* Your goal *
Go through the material below and copy all lines with "days".

☆ ☆ ☆ ☆ ☆ ☆ ☆

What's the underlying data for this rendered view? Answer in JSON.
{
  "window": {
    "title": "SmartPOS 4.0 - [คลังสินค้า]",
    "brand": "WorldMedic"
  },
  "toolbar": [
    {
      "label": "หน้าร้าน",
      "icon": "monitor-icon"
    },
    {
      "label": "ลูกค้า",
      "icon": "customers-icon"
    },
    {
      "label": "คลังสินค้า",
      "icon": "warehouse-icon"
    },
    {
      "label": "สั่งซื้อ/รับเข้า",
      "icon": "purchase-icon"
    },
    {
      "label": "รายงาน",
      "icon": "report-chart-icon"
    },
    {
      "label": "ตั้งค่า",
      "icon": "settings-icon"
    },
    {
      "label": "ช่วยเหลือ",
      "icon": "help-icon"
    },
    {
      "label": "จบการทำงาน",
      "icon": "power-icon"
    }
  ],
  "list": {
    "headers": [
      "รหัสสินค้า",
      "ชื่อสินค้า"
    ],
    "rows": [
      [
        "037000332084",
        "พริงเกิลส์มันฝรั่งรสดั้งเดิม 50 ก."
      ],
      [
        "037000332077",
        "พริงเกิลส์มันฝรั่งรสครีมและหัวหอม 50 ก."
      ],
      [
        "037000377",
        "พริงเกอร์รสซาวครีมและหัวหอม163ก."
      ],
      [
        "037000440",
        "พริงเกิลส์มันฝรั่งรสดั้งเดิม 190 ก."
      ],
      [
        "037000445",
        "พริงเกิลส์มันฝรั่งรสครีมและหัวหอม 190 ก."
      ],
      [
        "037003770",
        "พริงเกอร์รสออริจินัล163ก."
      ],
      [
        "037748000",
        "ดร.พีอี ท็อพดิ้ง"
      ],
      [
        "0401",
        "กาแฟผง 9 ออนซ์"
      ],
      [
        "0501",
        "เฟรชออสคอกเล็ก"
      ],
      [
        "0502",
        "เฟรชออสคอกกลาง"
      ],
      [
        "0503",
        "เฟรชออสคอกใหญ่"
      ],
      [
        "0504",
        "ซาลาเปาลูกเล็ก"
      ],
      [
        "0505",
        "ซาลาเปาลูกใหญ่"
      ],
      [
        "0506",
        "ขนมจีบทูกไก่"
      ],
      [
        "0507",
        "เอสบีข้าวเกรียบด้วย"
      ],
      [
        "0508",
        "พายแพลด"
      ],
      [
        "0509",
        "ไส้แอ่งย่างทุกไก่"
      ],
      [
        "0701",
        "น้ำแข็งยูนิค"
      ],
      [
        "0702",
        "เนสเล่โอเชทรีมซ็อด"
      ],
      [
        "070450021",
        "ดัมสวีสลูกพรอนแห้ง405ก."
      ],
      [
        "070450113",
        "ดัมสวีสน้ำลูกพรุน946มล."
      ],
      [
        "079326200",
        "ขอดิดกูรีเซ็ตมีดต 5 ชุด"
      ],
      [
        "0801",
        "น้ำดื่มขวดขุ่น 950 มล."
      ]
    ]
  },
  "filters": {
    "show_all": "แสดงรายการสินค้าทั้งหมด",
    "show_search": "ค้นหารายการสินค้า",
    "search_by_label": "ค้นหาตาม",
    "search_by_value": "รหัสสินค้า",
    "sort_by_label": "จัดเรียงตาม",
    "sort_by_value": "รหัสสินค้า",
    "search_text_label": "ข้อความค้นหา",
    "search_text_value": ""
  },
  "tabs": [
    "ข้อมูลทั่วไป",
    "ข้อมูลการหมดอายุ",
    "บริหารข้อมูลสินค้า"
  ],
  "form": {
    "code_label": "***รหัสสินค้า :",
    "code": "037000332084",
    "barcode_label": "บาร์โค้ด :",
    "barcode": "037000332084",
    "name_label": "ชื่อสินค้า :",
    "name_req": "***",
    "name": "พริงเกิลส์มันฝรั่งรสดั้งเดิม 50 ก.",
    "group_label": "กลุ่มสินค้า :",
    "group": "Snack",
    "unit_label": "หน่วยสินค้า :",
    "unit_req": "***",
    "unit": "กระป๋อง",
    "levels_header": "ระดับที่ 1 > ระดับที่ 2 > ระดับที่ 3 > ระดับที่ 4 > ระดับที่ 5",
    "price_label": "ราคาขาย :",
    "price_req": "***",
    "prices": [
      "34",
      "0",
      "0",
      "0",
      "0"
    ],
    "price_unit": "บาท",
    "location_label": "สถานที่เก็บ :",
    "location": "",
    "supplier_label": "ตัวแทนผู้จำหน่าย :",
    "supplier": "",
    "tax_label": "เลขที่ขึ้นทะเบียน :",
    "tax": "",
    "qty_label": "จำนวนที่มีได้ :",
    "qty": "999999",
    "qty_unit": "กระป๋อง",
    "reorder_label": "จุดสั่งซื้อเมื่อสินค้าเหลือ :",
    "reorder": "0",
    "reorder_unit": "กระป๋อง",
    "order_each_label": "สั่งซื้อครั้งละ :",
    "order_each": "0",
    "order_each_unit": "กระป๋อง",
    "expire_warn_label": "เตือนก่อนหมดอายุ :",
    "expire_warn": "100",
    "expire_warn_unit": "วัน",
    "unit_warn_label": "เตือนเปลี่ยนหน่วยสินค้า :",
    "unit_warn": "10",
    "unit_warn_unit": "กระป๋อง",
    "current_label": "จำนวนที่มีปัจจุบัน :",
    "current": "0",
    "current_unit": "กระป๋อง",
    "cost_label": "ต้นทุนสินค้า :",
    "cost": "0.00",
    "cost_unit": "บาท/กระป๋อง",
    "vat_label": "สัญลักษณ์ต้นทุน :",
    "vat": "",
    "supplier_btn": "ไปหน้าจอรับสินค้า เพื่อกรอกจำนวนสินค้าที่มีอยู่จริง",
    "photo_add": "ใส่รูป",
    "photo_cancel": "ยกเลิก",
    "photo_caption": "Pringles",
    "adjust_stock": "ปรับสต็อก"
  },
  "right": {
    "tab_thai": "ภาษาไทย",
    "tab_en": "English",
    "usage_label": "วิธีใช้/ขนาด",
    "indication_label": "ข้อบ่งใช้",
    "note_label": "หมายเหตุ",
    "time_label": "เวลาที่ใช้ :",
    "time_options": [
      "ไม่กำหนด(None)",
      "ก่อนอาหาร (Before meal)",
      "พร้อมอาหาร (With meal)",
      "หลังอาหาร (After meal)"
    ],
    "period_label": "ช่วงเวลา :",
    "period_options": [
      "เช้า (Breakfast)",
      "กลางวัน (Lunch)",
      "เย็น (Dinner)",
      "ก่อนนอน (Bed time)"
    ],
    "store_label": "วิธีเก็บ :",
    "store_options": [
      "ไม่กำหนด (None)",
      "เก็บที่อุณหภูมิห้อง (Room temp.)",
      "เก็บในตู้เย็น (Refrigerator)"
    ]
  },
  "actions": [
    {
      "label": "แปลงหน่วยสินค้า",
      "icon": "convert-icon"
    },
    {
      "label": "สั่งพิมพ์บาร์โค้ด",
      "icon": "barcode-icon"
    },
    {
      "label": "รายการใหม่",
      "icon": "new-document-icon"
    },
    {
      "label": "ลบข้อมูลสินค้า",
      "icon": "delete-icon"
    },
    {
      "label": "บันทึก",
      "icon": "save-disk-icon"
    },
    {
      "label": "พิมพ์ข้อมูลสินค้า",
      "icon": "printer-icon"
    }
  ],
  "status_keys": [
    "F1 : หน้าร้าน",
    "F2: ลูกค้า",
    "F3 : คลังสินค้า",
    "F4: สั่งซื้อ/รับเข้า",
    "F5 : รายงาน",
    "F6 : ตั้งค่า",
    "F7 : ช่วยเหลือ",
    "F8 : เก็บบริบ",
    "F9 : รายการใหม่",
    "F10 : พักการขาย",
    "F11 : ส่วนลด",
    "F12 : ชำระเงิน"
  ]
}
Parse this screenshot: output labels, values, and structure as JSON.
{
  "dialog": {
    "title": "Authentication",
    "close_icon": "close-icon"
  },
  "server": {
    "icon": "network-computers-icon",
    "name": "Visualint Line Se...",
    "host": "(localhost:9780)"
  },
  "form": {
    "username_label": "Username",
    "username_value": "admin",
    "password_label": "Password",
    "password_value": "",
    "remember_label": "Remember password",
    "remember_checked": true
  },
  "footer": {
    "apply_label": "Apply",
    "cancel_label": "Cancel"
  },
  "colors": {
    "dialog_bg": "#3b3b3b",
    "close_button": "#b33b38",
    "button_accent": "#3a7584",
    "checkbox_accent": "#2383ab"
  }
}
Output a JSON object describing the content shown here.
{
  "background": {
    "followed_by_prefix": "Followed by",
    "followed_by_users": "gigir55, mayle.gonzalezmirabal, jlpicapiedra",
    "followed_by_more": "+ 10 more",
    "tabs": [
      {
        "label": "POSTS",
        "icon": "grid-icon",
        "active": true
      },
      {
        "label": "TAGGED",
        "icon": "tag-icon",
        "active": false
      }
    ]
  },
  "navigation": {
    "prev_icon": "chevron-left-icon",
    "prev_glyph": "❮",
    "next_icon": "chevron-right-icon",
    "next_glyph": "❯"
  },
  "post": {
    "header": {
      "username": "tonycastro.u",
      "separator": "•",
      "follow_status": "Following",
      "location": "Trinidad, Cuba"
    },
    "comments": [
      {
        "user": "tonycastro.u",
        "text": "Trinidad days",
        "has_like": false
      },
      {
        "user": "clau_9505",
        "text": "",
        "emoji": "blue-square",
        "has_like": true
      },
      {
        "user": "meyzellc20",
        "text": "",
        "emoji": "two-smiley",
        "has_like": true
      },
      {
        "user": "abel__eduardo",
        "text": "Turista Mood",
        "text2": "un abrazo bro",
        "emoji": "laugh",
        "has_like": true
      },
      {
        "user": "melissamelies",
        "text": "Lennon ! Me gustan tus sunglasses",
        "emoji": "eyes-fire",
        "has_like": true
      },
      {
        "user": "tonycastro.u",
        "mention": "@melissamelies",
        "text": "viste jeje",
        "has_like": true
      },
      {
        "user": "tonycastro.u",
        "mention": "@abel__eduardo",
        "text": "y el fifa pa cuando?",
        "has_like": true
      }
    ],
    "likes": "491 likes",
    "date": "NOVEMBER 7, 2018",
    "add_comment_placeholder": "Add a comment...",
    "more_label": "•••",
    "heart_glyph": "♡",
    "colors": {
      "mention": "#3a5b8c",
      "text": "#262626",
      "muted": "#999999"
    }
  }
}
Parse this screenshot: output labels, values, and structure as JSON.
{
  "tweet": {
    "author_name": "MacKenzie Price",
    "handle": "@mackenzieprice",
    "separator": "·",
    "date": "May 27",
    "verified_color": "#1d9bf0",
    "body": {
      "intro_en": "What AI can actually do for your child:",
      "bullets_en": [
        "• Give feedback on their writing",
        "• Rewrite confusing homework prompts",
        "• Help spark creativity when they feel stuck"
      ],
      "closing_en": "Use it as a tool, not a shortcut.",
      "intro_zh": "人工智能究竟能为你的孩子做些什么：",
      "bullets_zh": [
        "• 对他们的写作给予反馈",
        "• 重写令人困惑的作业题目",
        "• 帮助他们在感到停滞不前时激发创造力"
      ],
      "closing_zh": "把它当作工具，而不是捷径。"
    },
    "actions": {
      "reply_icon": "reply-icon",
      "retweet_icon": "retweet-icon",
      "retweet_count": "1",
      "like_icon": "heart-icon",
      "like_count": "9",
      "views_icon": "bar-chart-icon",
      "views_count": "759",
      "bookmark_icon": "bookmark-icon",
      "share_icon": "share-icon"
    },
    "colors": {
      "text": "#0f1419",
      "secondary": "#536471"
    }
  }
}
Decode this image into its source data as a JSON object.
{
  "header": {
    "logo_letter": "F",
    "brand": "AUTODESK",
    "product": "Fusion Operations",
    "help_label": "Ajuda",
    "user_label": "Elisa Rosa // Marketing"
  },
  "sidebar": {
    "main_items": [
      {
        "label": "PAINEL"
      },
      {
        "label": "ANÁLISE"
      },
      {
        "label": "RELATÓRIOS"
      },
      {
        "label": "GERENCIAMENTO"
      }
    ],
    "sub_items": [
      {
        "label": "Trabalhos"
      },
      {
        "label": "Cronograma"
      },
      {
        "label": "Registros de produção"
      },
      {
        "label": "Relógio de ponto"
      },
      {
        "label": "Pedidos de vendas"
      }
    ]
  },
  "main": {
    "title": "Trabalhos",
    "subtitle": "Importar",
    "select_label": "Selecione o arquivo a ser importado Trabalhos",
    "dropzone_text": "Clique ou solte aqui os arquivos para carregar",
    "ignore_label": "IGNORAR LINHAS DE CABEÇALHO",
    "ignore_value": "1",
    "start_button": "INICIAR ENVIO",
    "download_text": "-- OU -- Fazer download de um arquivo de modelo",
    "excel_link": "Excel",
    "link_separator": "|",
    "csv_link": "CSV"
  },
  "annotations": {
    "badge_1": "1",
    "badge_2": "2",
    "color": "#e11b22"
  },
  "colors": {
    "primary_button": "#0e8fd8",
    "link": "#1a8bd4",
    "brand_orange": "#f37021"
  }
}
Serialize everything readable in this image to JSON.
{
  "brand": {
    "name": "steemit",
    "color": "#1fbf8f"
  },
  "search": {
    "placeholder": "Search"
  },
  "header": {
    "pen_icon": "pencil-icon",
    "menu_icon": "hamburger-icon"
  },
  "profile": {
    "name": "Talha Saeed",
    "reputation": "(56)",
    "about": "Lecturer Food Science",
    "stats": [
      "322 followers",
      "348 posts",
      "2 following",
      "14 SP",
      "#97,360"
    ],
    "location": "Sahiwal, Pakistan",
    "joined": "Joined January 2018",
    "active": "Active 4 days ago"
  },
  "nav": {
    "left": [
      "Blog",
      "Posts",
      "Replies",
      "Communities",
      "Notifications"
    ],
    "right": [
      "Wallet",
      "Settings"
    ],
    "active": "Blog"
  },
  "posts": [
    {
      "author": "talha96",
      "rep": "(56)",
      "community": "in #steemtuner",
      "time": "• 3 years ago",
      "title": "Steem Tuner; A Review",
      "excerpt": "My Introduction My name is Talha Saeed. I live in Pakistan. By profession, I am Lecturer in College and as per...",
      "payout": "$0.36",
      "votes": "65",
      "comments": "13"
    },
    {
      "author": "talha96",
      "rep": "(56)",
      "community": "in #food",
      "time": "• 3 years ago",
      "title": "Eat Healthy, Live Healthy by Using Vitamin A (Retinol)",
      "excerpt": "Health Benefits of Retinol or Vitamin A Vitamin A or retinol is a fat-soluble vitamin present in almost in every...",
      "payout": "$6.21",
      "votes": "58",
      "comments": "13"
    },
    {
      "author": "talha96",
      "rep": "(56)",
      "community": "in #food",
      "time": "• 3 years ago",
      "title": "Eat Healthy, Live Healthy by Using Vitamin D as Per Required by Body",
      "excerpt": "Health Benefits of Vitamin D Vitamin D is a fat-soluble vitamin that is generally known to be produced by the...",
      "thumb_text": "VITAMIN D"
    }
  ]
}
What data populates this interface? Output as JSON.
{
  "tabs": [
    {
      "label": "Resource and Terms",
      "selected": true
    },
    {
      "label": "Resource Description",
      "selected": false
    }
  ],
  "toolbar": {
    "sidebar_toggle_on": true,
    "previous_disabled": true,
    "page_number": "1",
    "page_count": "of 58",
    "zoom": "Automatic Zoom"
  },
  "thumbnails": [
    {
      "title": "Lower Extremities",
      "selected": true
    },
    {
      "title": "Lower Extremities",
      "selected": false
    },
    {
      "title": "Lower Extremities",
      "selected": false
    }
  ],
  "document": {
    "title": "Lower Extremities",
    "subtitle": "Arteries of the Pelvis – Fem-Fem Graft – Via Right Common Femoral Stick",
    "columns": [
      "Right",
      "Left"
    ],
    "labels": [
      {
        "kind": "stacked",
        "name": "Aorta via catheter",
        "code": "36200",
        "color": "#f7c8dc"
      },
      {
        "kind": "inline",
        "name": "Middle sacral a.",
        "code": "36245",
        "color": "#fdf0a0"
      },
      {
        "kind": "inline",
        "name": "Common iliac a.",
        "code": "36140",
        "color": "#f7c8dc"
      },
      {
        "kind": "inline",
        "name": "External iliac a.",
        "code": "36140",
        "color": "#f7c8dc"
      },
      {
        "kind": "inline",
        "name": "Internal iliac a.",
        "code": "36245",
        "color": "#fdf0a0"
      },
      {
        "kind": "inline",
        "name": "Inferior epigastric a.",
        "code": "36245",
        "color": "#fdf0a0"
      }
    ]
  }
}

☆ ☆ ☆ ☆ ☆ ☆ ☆

* Exercise response *
        "text": "Trinidad days",
    "active": "Active 4 days ago"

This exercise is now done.